By Rep. Tom Keane
In the recently passed House budget, there is absolutely no need to reduce the psychiatric services provided to New Hampshire’s mental health beneficiaries eligible for state services.
Currently, the state provides 80 percent of the revenue needed to operate 10 community mental health centers, yet only 39 percent of their patients are state eligible for services.
The reductions in mental health services contained in the budget passed by the New Hampshire House are an attempt to ensure that state payments to the community mental health centers are used for only services rendered to those eligible for state care, not to subsidize care for those not eligible for state services.
The Bureau of Behavioral Health has for decades used a set of standard psychiatric symptoms to determine which patients are eligible for state-funded services.
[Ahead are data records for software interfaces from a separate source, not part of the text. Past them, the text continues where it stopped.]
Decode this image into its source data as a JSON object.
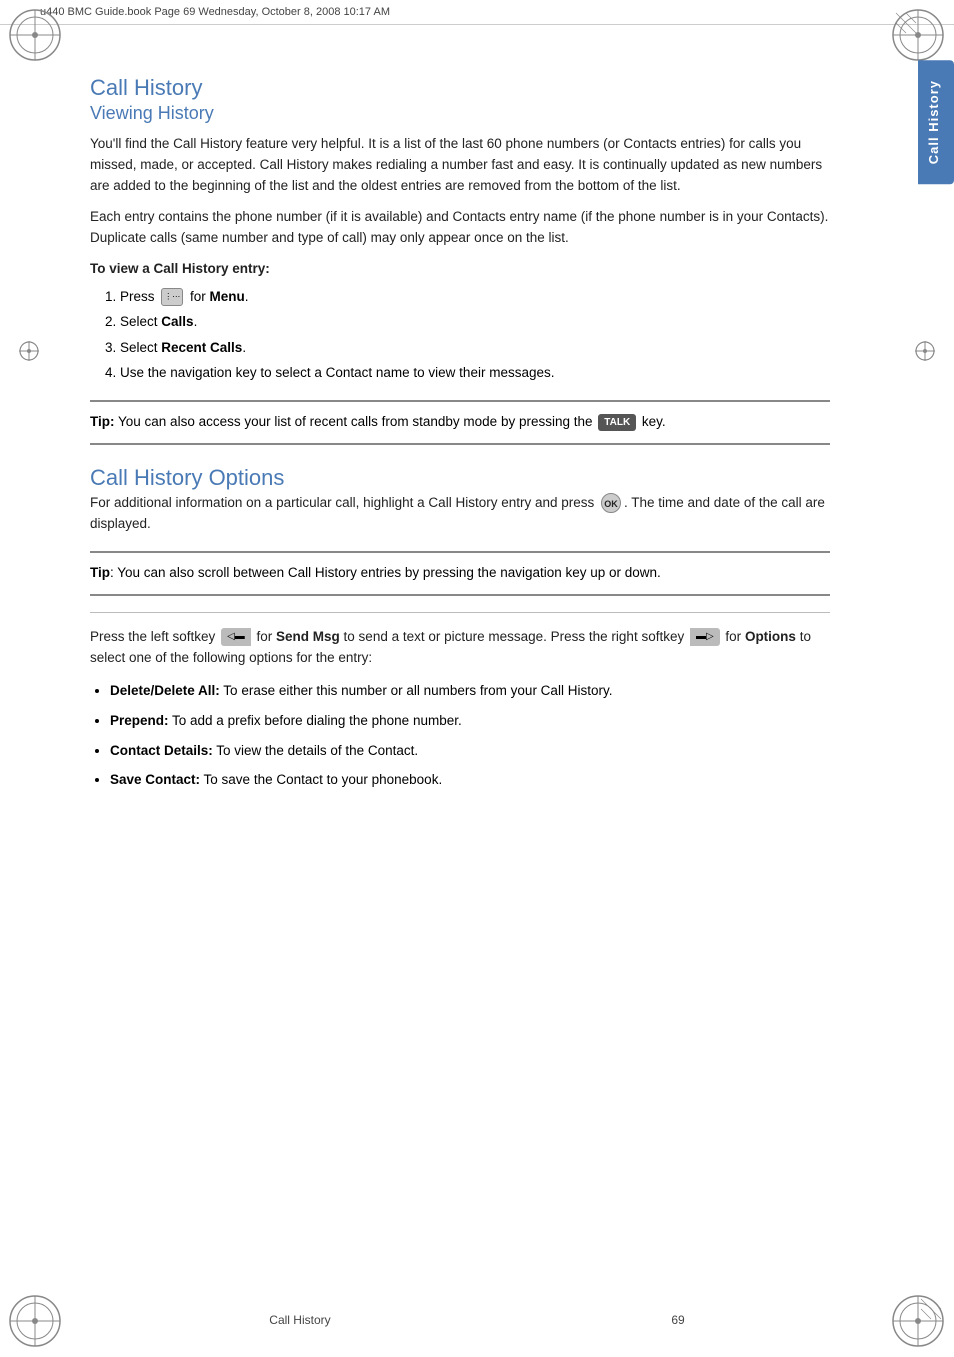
{
  "header": {
    "text": "u440 BMC Guide.book  Page 69  Wednesday, October 8, 2008  10:17 AM"
  },
  "side_tab": {
    "label": "Call History"
  },
  "main": {
    "h1": "Call History",
    "h2": "Viewing History",
    "viewing_para1": "You'll find the Call History feature very helpful. It is a list of the last 60 phone numbers (or Contacts entries) for calls you missed, made, or accepted. Call History makes redialing a number fast and easy. It is continually updated as new numbers are added to the beginning of the list and the oldest entries are removed from the bottom of the list.",
    "viewing_para2": "Each entry contains the phone number (if it is available) and Contacts entry name (if the phone number is in your Contacts). Duplicate calls (same number and type of call) may only appear once on the list.",
    "steps_heading": "To view a Call History entry:",
    "steps": [
      "Press  for Menu.",
      "Select Calls.",
      "Select Recent Calls.",
      "Use the navigation key to select a Contact name to view their messages."
    ],
    "tip1_label": "Tip:",
    "tip1_text": " You can also access your list of recent calls from standby mode by pressing the  key.",
    "h1_options": "Call History Options",
    "options_para1": "For additional information on a particular call, highlight a Call History entry and press  . The time and date of the call are displayed.",
    "tip2_label": "Tip",
    "tip2_text": ": You can also scroll between Call History entries by pressing the navigation key up or down.",
    "softkey_para": "Press the left softkey  for Send Msg to send a text or picture message. Press the right softkey  for Options to select one of the following options for the entry:",
    "options_list": [
      {
        "bold": "Delete/Delete All:",
        "text": " To erase either this number or all numbers from your Call History."
      },
      {
        "bold": "Prepend:",
        "text": " To add a prefix before dialing the phone number."
      },
      {
        "bold": "Contact Details:",
        "text": " To view the details of the Contact."
      },
      {
        "bold": "Save Contact:",
        "text": " To save the Contact to your phonebook."
      }
    ]
  },
  "footer": {
    "label": "Call History",
    "page": "69"
  }
}
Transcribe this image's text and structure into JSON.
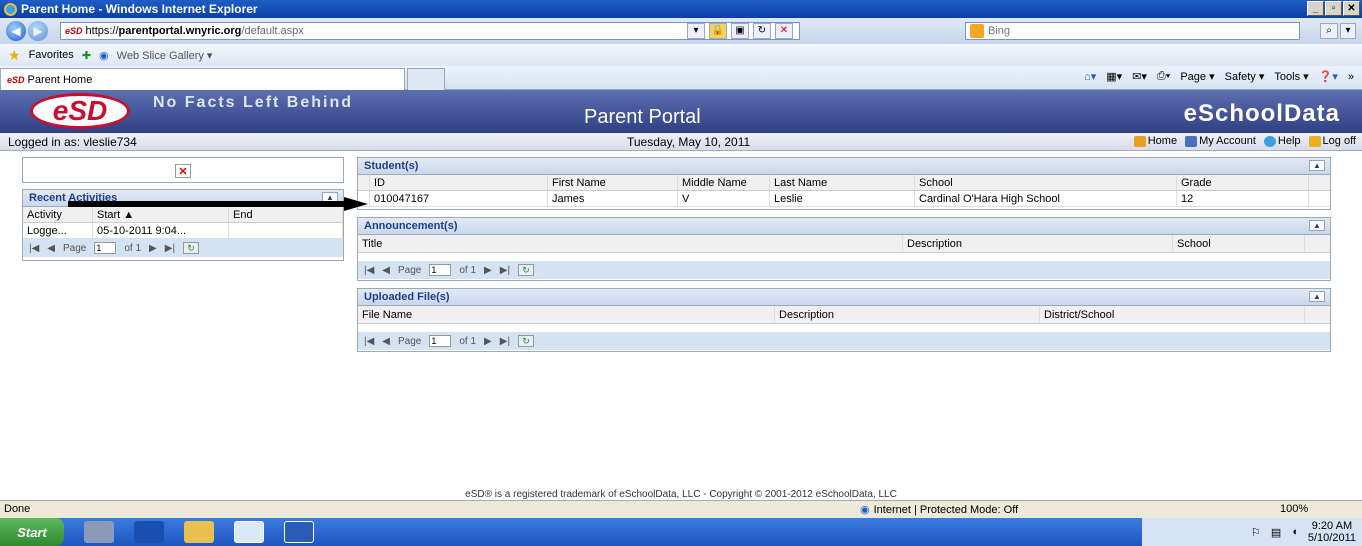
{
  "window": {
    "title": "Parent Home - Windows Internet Explorer"
  },
  "address": {
    "url_scheme": "https://",
    "url_host": "parentportal.wnyric.org",
    "url_path": "/default.aspx",
    "search_placeholder": "Bing"
  },
  "favorites": {
    "label": "Favorites",
    "web_slice": "Web Slice Gallery ▾"
  },
  "tab": {
    "title": "Parent Home"
  },
  "commands": {
    "page": "Page ▾",
    "safety": "Safety ▾",
    "tools": "Tools ▾"
  },
  "banner": {
    "logo": "eSD",
    "tagline": "No Facts Left Behind",
    "portal": "Parent Portal",
    "brand": "eSchoolData"
  },
  "info": {
    "logged_in": "Logged in as: vleslie734",
    "date": "Tuesday, May 10, 2011",
    "home": "Home",
    "account": "My Account",
    "help": "Help",
    "logoff": "Log off"
  },
  "recent": {
    "title": "Recent Activities",
    "columns": [
      "Activity",
      "Start ▲",
      "End"
    ],
    "rows": [
      [
        "Logge...",
        "05-10-2011 9:04...",
        ""
      ]
    ],
    "pager": {
      "page_label": "Page",
      "page": "1",
      "of": "of 1"
    }
  },
  "students": {
    "title": "Student(s)",
    "columns": [
      "ID",
      "First Name",
      "Middle Name",
      "Last Name",
      "School",
      "Grade"
    ],
    "rows": [
      [
        "010047167",
        "James",
        "V",
        "Leslie",
        "Cardinal O'Hara High School",
        "12"
      ]
    ]
  },
  "announcements": {
    "title": "Announcement(s)",
    "columns": [
      "Title",
      "Description",
      "School"
    ],
    "pager": {
      "page_label": "Page",
      "page": "1",
      "of": "of 1"
    }
  },
  "uploads": {
    "title": "Uploaded File(s)",
    "columns": [
      "File Name",
      "Description",
      "District/School"
    ],
    "pager": {
      "page_label": "Page",
      "page": "1",
      "of": "of 1"
    }
  },
  "footer": {
    "copyright": "eSD® is a registered trademark of eSchoolData, LLC - Copyright © 2001-2012 eSchoolData, LLC"
  },
  "status": {
    "done": "Done",
    "zone": "Internet | Protected Mode: Off",
    "zoom": "100%"
  },
  "taskbar": {
    "start": "Start",
    "time": "9:20 AM",
    "date": "5/10/2011"
  }
}
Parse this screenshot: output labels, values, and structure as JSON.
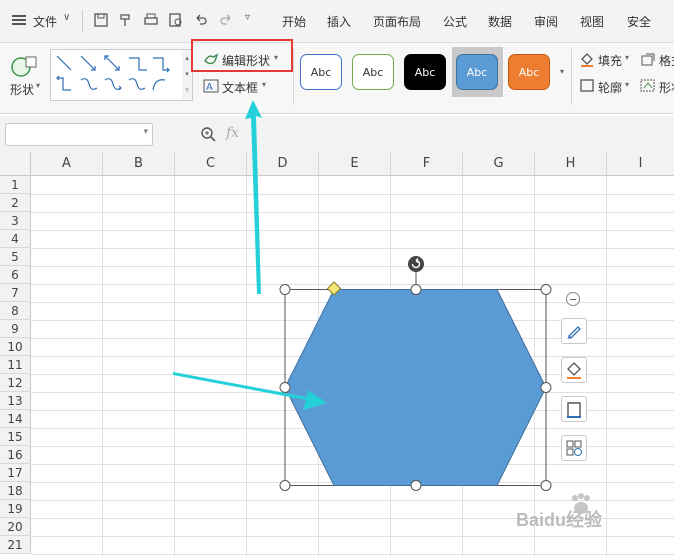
{
  "menu": {
    "file_label": "文件",
    "tabs": [
      "开始",
      "插入",
      "页面布局",
      "公式",
      "数据",
      "审阅",
      "视图",
      "安全"
    ]
  },
  "ribbon": {
    "shape_label": "形状",
    "edit_shape_label": "编辑形状",
    "text_box_label": "文本框",
    "style_previews": [
      {
        "label": "Abc",
        "fill": "#ffffff",
        "border": "#4472c4",
        "text": "#333333"
      },
      {
        "label": "Abc",
        "fill": "#ffffff",
        "border": "#70ad47",
        "text": "#333333"
      },
      {
        "label": "Abc",
        "fill": "#000000",
        "border": "#000000",
        "text": "#ffffff"
      },
      {
        "label": "Abc",
        "fill": "#5b9bd5",
        "border": "#41719c",
        "text": "#ffffff"
      },
      {
        "label": "Abc",
        "fill": "#ed7d31",
        "border": "#c55a11",
        "text": "#ffffff"
      }
    ],
    "fill_label": "填充",
    "outline_label": "轮廓",
    "format_label": "格式",
    "shape_effect_label": "形状"
  },
  "formula_bar": {
    "fx_label": "fx",
    "name_box_value": ""
  },
  "sheet": {
    "columns": [
      "A",
      "B",
      "C",
      "D",
      "E",
      "F",
      "G",
      "H",
      "I"
    ],
    "rows": [
      "1",
      "2",
      "3",
      "4",
      "5",
      "6",
      "7",
      "8",
      "9",
      "10",
      "11",
      "12",
      "13",
      "14",
      "15",
      "16",
      "17",
      "18",
      "19",
      "20",
      "21"
    ]
  },
  "shape": {
    "type": "hexagon",
    "fill": "#5b9bd5",
    "outline": "#41719c"
  },
  "colors": {
    "highlight_box": "#e53935",
    "arrow": "#26d0d8"
  },
  "watermark": {
    "text": "Baidu经验"
  }
}
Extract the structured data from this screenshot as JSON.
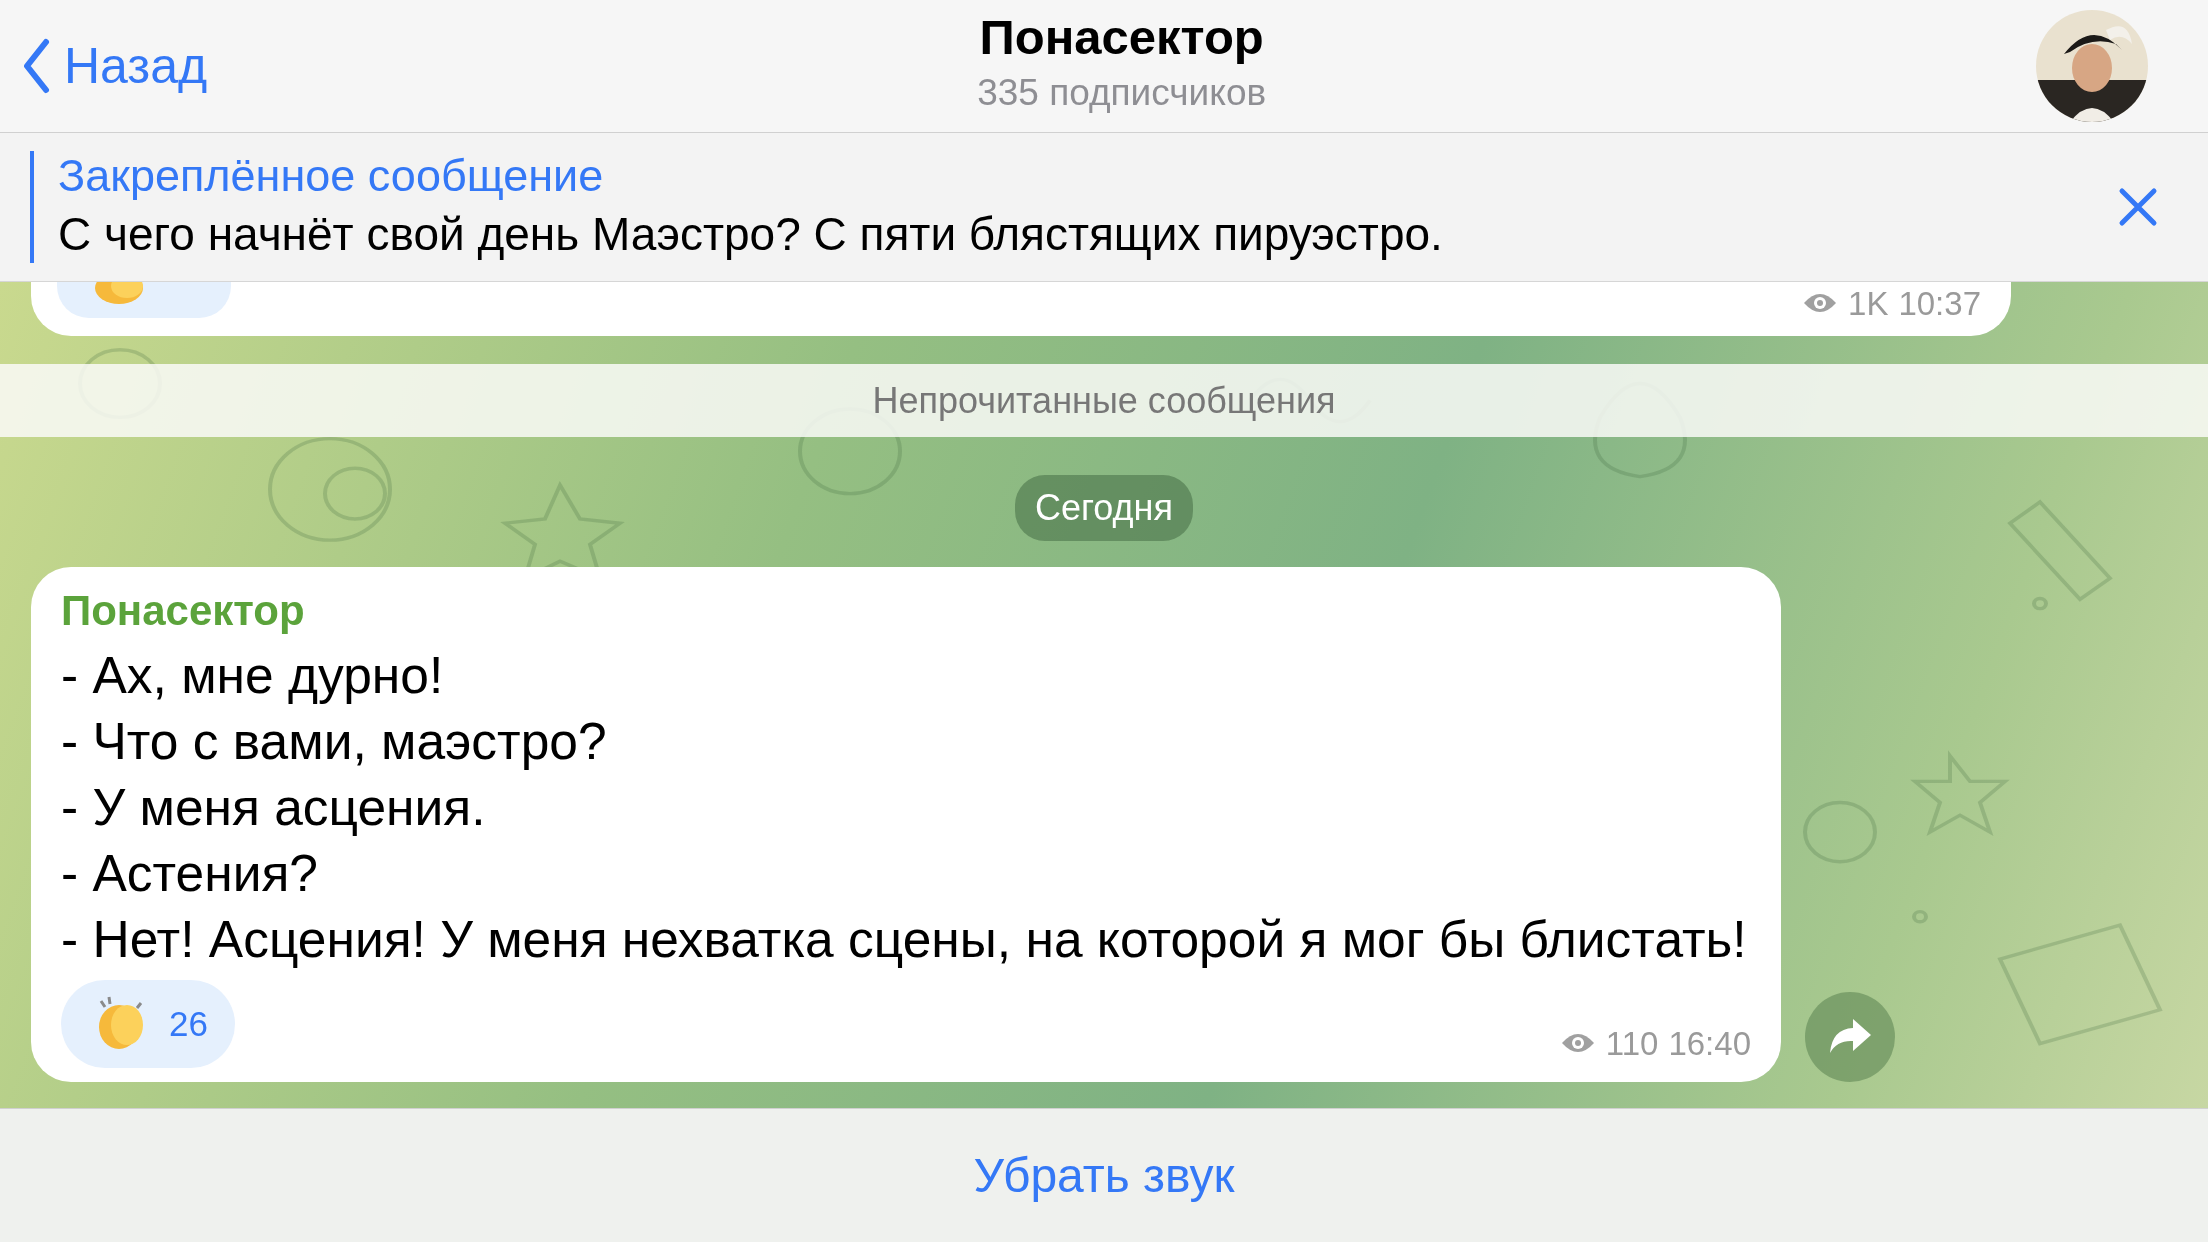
{
  "header": {
    "back": "Назад",
    "title": "Понасектор",
    "subtitle": "335 подписчиков"
  },
  "pinned": {
    "title": "Закреплённое сообщение",
    "text": "С чего начнёт свой день Маэстро? С пяти блястящих пируэстро."
  },
  "previous_message": {
    "views": "1K",
    "time": "10:37"
  },
  "unread_divider": "Непрочитанные сообщения",
  "date_badge": "Сегодня",
  "message": {
    "sender": "Понасектор",
    "lines": [
      "- Ах, мне дурно!",
      "- Что с вами, маэстро?",
      "- У меня асцения.",
      "- Астения?",
      "- Нет! Асцения! У меня нехватка сцены, на которой я мог бы блистать!"
    ],
    "reaction": {
      "count": "26"
    },
    "views": "110",
    "time": "16:40"
  },
  "bottom_button": "Убрать звук"
}
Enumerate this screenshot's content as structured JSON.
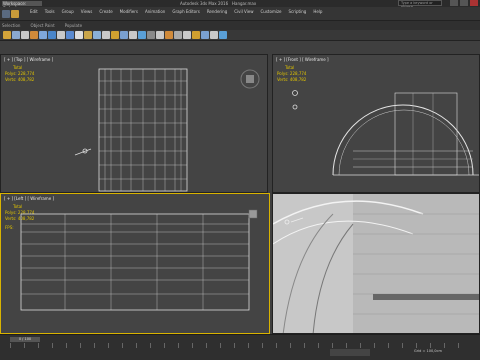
{
  "titlebar": {
    "workspace_label": "Workspace: Default",
    "app_title": "Autodesk 3ds Max 2016",
    "file_name": "Hangar.max",
    "search_placeholder": "Type a keyword or phrase"
  },
  "menubar": {
    "items": [
      "Edit",
      "Tools",
      "Group",
      "Views",
      "Create",
      "Modifiers",
      "Animation",
      "Graph Editors",
      "Rendering",
      "Civil View",
      "Customize",
      "Scripting",
      "Help"
    ],
    "view_dropdown": "View"
  },
  "ribbon": {
    "tabs": [
      "Selection",
      "Object Paint",
      "Populate"
    ]
  },
  "viewports": {
    "top": {
      "label": "[ + ] [Top ] [ Wireframe ]",
      "stats_total": "Total",
      "polys_label": "Polys:",
      "polys_value": "228,774",
      "verts_label": "Verts:",
      "verts_value": "408,782"
    },
    "front": {
      "label": "[ + ] [Front ] [ Wireframe ]",
      "stats_total": "Total",
      "polys_label": "Polys:",
      "polys_value": "228,774",
      "verts_label": "Verts:",
      "verts_value": "408,782"
    },
    "left": {
      "label": "[ + ] [Left ] [ Wireframe ]",
      "stats_total": "Total",
      "polys_label": "Polys:",
      "polys_value": "228,774",
      "verts_label": "Verts:",
      "verts_value": "408,782",
      "fps_label": "FPS:"
    },
    "perspective": {
      "label": ""
    }
  },
  "statusbar": {
    "frame_counter": "0 / 100",
    "grid_label": "Grid = 100,0cm"
  },
  "colors": {
    "accent_yellow": "#e2c400",
    "viewport_bg": "#444444",
    "active_border": "#d9b300"
  }
}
The current system allows the community mental health centers to decide which patients get funding for care.
According to a recent state audit, as of June 30, 2009, there were 38,965 patients in their system, but only 15,172 were actually eligible for state services.
The remaining 61 percent failed to meet the standards that have been in place for decades.
The fact that only 39 percent of the clients were eligible for state services and yet 80 percent of the total revenue for these centers was coming from the state clearly shows that if the money collected from the state were spent on state clients there would be no need to reduce any service that state-eligible patients are receiving.
The House budget did reduce the amount of state money going to community mental health centers with the hope that the Department of Health and Human Services, when it writes the annual contracts with the community mental health centers, would do so in a way that ensured state funds would be directed to the 39 percent of patients eligible for state services and not for the 61 percent of the clients who were not eligible.
In the meantime, what has happened is shameful.
State-eligible patients have been scared to death when told they will lose their services because of the House budget. If the care goes for the patients who are actually eligible, there should be no reduction in mental health services.
(State Rep. Tom Keane is a Republican from Bow.)